The Gone Home example provides hope for developers on a budget, but in the larger picture, crowdsourcing is not likely to replace traditional models of localization. First, it requires that you build a community around your game; a community dedicated enough to take time to help you. In the PC gaming world this is much easier to create than in the mobile market, where the majority of gamers are more casual and only spend a few minutes a day on any given game. If you are going the crowdsourcing route, be prepared to put more resources – money, time, and people – into community management and foster a strong following for your game.

The technical issues presented by crowdsourcing may also present a number of problems when localizing higher budget titles where accuracy and testing are a higher stakes game. This goes double for Asian translations where font and UI become much bigger problems.

For the time being, crowdsourcing is a great option for indie devs on a shoe-string budget, but If you have the budget to pay for localization, it is an investment worth making.

What do you think about crowdsourcing translations? Can it work for everyone or is it just for indies? Leave a comment or tweet @CurtisFile.

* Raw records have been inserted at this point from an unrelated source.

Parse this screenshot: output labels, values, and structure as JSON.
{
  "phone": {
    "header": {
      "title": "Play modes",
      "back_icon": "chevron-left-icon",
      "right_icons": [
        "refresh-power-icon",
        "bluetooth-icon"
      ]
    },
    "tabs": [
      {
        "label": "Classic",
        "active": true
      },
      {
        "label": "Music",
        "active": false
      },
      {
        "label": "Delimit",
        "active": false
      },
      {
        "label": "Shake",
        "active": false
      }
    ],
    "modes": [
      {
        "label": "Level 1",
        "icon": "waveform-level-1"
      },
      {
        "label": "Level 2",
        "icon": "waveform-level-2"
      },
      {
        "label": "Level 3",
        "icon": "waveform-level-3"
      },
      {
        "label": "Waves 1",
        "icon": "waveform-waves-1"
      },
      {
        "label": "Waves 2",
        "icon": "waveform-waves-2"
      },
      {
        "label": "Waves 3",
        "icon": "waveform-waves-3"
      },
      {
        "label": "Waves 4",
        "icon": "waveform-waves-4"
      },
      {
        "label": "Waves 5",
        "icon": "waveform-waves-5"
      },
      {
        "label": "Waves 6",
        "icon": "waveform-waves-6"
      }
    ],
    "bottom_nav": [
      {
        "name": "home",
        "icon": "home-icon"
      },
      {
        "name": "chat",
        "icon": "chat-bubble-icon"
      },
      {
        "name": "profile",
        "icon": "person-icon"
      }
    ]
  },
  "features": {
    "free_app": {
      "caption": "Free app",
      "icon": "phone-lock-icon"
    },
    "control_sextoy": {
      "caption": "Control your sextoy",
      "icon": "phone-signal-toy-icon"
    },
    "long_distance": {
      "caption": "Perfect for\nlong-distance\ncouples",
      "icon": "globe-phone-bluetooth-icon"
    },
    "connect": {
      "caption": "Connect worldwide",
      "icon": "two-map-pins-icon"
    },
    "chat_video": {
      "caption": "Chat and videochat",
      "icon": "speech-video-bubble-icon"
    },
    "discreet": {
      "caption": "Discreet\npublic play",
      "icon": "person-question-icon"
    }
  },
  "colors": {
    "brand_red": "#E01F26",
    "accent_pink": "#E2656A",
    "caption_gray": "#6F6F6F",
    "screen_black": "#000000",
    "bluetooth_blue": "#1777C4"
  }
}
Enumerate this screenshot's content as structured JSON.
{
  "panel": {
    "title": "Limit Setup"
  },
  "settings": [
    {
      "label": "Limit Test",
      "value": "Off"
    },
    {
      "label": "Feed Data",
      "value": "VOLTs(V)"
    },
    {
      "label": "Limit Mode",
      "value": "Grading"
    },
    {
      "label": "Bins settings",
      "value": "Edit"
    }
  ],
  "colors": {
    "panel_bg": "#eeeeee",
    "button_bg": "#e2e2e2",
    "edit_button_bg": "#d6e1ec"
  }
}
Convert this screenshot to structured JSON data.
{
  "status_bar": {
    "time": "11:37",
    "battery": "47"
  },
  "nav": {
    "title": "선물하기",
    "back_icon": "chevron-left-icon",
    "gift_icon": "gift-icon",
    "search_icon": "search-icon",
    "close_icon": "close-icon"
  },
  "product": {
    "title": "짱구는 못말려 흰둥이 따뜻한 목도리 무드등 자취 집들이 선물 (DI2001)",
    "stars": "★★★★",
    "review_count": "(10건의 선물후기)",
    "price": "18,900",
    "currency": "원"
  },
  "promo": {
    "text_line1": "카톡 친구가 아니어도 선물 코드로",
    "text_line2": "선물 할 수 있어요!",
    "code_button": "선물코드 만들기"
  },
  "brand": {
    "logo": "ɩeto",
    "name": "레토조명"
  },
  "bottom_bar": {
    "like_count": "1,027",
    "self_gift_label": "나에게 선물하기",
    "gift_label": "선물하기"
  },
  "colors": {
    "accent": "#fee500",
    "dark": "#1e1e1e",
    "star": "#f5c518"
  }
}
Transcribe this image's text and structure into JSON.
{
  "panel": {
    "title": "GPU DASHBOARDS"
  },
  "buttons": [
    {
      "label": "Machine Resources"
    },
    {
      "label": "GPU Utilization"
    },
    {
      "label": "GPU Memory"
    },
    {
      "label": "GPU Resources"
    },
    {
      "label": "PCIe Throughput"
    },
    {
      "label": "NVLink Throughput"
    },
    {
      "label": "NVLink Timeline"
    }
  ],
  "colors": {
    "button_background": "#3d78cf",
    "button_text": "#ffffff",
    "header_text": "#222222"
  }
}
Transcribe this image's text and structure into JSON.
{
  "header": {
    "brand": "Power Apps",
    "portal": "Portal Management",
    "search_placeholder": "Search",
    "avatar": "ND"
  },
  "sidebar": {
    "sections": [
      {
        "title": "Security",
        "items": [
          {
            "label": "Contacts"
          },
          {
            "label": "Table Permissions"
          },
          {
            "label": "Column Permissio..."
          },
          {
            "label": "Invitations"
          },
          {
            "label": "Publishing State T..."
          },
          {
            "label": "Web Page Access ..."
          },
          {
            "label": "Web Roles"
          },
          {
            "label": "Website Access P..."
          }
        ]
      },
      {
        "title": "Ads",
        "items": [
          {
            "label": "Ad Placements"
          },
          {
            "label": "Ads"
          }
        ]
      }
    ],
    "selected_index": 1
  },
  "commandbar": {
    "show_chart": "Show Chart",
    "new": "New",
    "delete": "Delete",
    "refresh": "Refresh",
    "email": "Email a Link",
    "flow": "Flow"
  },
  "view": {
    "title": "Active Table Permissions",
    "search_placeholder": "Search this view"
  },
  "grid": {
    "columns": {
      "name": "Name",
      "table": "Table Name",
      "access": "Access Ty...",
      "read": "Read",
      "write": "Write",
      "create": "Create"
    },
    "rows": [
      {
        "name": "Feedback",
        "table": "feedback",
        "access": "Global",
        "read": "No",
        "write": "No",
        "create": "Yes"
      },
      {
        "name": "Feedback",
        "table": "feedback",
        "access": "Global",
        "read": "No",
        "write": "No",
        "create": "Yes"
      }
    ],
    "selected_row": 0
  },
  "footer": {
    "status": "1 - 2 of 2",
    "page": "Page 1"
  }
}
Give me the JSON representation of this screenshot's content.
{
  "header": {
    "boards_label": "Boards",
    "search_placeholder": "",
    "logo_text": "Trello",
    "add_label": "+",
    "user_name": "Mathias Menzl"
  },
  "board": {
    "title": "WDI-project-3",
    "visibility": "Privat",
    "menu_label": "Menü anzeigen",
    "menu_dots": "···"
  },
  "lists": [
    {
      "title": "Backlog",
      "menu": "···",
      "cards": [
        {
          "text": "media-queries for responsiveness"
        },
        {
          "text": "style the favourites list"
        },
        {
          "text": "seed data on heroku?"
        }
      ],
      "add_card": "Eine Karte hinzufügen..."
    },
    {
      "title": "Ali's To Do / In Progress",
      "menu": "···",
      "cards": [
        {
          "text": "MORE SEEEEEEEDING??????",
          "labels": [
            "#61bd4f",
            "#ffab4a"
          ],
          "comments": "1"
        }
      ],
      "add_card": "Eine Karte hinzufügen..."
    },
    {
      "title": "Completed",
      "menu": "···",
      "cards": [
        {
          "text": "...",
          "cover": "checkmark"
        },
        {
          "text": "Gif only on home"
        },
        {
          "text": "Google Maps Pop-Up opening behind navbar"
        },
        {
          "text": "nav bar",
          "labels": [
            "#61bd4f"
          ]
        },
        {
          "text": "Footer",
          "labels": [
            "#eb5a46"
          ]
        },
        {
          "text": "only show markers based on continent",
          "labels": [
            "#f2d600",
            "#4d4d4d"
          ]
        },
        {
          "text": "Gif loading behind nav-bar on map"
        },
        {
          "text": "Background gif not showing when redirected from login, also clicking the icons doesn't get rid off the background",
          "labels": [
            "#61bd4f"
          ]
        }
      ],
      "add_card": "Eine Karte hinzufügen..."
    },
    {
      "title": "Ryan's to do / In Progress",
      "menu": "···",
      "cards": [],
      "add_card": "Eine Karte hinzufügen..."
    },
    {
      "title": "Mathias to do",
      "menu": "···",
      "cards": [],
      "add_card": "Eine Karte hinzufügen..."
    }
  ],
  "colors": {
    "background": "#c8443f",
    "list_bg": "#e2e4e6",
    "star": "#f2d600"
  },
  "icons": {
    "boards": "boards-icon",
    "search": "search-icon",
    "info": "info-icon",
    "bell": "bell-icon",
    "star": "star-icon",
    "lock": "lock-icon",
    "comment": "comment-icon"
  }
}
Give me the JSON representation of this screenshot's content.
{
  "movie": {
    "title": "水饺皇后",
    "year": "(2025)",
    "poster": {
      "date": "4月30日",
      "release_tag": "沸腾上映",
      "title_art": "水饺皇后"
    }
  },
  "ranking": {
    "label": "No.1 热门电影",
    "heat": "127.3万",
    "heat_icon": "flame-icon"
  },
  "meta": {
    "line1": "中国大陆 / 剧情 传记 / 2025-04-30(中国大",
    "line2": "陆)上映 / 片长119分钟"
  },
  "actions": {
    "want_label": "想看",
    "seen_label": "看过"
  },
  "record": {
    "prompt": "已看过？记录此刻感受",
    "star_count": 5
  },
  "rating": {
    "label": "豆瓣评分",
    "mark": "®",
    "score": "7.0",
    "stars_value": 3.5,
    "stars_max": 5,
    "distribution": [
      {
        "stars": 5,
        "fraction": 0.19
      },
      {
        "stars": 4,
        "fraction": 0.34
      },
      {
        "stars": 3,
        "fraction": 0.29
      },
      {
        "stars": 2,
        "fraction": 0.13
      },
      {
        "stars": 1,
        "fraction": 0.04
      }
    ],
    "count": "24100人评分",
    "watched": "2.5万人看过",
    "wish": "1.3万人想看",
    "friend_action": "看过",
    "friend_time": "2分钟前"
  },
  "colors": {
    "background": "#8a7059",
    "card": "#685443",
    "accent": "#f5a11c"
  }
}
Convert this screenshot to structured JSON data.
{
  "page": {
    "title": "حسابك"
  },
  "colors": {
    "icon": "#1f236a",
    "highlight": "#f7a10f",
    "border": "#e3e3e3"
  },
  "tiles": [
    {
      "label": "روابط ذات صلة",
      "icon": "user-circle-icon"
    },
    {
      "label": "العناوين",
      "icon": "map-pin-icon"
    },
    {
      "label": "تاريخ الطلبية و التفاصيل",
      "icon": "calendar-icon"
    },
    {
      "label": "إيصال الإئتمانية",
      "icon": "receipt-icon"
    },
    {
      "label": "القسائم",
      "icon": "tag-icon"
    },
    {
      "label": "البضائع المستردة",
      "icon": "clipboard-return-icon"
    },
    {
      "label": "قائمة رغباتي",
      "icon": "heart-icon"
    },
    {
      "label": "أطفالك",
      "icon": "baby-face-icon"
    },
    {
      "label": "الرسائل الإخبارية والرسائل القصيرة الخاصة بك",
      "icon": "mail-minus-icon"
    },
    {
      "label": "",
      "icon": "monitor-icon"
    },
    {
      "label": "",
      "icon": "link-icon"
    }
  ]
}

Make sure to follow us on LinkedIn to get more updates!

*To see more about the localization of Gone Home visit the GDC Vault at:

Lessons From GDC



With GDC well underway, the Latis team would thought it would be a great time to share some of the lessons we have taken away from the seminars and meetings we have attended.

From Social Whales Understanding and Leveraging a New Kind of Player

  • Customer to Customer marketing involves leveraging your most loyal players as a magnet to your game.
  • C2C strategies are equally as important as B2B, and B2C. Make sure you give them some thought.
  • Focus on keeping your most loyal players happy, and they in turn will make other players in your community happy.

From A Survey of the Modern QA Department

  • External QA service providers can find value in providing usability testing and build testing

From The Future of Localization Testing

  • Give your localization service provider your assets and deliver your files in one batch to increase efficiency.
  • The majority of quality issues are implementation issues (clipped text, overlapping text, corrupted text, untranslated text, wrong language, missing audio, etc.)
  • Non-native localization testers and functional testers were equally good at picking out errors as Native localization testers (except for Asian languages). You can leverage this to keep costs down.

From A Journey to the West: A Chinese Localization Primer

  • To solve UI constraint problems, provide a UI/UX analysis before translation begins and use German as a baseline length limit.
  • If the plot doesn’t appeal to the target culture, consider re-writes using in-house game writers.
  • If you have perpetually changing in-game content, ensure that you have a nimble localization processes.

From You Own the Game but the Community Owns You

  • Don’t reveal time lines. You will probably never be right and ultimately frustrate your audience base. Only reveal when you know you are ready.
  • Use your audience to your advantage and bring them into the creative process. They can help create all manner of promotional material for you (e.g. Kerbal Space Program used a fan to create cinematic trailer for a new release)
  • If you are honest with your fan base, it will pay off in the long run.

From Kickstarting Your Company, Your Game, and Your Community

  • Kickstarter is horrible for raising money, and this should not be your main goal in using it.
  • Most people don’t understand Kickstarter and treat it like it is an amazon store.
  • People expect something in return immediately after giving money to you. Make sure you have some value to give them once they have put money up for the project.
  • Kickstarter is about creating community and buzz around your game. Be sure to engage everyone that participates in your project and find ways to bring them into the process.

We will be updating this blog as GDC continues throughout the week, so please make sure to check back.

What lessons have you learned at GDC? Share them in our comments or tweet @CurtisFile. Remember to follow us on  LinkedIn and share your ideas with us there.